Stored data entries
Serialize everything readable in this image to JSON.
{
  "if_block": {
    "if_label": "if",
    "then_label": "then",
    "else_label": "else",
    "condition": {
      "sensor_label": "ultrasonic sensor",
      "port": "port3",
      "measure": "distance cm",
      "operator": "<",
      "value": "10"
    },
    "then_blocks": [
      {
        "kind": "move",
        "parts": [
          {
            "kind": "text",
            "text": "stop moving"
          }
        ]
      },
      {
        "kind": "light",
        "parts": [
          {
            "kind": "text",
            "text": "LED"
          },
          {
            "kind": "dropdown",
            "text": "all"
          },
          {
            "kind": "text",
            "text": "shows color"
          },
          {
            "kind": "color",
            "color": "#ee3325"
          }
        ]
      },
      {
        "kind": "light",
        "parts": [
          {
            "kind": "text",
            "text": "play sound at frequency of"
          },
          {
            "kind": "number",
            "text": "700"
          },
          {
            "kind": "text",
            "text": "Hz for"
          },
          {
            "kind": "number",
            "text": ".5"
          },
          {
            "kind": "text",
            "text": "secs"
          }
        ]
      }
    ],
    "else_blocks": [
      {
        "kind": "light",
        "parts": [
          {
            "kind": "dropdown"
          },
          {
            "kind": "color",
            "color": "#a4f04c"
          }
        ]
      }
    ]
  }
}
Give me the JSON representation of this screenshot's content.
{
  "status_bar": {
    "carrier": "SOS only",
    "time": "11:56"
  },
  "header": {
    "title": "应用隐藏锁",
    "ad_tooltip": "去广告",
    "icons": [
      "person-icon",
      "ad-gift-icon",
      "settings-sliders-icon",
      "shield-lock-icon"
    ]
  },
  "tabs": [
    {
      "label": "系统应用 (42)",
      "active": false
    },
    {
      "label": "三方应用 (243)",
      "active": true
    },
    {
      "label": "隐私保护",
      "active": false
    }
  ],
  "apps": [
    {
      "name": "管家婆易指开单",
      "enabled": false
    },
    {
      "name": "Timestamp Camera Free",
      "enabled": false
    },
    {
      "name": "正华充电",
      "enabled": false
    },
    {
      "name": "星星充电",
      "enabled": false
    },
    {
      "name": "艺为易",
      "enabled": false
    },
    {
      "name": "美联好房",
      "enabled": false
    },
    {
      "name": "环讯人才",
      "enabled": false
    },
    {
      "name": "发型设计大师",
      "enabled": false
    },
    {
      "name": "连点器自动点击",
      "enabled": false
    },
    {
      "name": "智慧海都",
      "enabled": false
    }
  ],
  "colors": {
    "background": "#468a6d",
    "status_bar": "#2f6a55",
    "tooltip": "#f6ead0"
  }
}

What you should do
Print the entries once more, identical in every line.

Task solution
Serialize everything readable in this image to JSON.
{
  "if_block": {
    "if_label": "if",
    "then_label": "then",
    "else_label": "else",
    "condition": {
      "sensor_label": "ultrasonic sensor",
      "port": "port3",
      "measure": "distance cm",
      "operator": "<",
      "value": "10"
    },
    "then_blocks": [
      {
        "kind": "move",
        "parts": [
          {
            "kind": "text",
            "text": "stop moving"
          }
        ]
      },
      {
        "kind": "light",
        "parts": [
          {
            "kind": "text",
            "text": "LED"
          },
          {
            "kind": "dropdown",
            "text": "all"
          },
          {
            "kind": "text",
            "text": "shows color"
          },
          {
            "kind": "color",
            "color": "#ee3325"
          }
        ]
      },
      {
        "kind": "light",
        "parts": [
          {
            "kind": "text",
            "text": "play sound at frequency of"
          },
          {
            "kind": "number",
            "text": "700"
          },
          {
            "kind": "text",
            "text": "Hz for"
          },
          {
            "kind": "number",
            "text": ".5"
          },
          {
            "kind": "text",
            "text": "secs"
          }
        ]
      }
    ],
    "else_blocks": [
      {
        "kind": "light",
        "parts": [
          {
            "kind": "dropdown"
          },
          {
            "kind": "color",
            "color": "#a4f04c"
          }
        ]
      }
    ]
  }
}
Give me the JSON representation of this screenshot's content.
{
  "status_bar": {
    "carrier": "SOS only",
    "time": "11:56"
  },
  "header": {
    "title": "应用隐藏锁",
    "ad_tooltip": "去广告",
    "icons": [
      "person-icon",
      "ad-gift-icon",
      "settings-sliders-icon",
      "shield-lock-icon"
    ]
  },
  "tabs": [
    {
      "label": "系统应用 (42)",
      "active": false
    },
    {
      "label": "三方应用 (243)",
      "active": true
    },
    {
      "label": "隐私保护",
      "active": false
    }
  ],
  "apps": [
    {
      "name": "管家婆易指开单",
      "enabled": false
    },
    {
      "name": "Timestamp Camera Free",
      "enabled": false
    },
    {
      "name": "正华充电",
      "enabled": false
    },
    {
      "name": "星星充电",
      "enabled": false
    },
    {
      "name": "艺为易",
      "enabled": false
    },
    {
      "name": "美联好房",
      "enabled": false
    },
    {
      "name": "环讯人才",
      "enabled": false
    },
    {
      "name": "发型设计大师",
      "enabled": false
    },
    {
      "name": "连点器自动点击",
      "enabled": false
    },
    {
      "name": "智慧海都",
      "enabled": false
    }
  ],
  "colors": {
    "background": "#468a6d",
    "status_bar": "#2f6a55",
    "tooltip": "#f6ead0"
  }
}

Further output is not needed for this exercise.